**Exercise**
Your task is to give the data again, exactly, with every line intact.

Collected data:
::::::::
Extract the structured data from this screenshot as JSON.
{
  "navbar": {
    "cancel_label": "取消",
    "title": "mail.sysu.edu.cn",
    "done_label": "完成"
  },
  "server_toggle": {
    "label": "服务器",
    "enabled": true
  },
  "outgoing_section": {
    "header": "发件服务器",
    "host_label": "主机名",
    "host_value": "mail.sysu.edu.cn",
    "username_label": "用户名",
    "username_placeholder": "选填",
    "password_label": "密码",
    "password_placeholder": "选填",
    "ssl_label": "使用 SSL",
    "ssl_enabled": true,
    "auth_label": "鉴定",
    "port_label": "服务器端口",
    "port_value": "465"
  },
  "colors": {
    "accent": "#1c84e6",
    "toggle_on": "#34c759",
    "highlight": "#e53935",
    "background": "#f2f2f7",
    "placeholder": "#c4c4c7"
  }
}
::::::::
**Task response**
Extract the structured data from this screenshot as JSON.
{
  "navbar": {
    "cancel_label": "取消",
    "title": "mail.sysu.edu.cn",
    "done_label": "完成"
  },
  "server_toggle": {
    "label": "服务器",
    "enabled": true
  },
  "outgoing_section": {
    "header": "发件服务器",
    "host_label": "主机名",
    "host_value": "mail.sysu.edu.cn",
    "username_label": "用户名",
    "username_placeholder": "选填",
    "password_label": "密码",
    "password_placeholder": "选填",
    "ssl_label": "使用 SSL",
    "ssl_enabled": true,
    "auth_label": "鉴定",
    "port_label": "服务器端口",
    "port_value": "465"
  },
  "colors": {
    "accent": "#1c84e6",
    "toggle_on": "#34c759",
    "highlight": "#e53935",
    "background": "#f2f2f7",
    "placeholder": "#c4c4c7"
  }
}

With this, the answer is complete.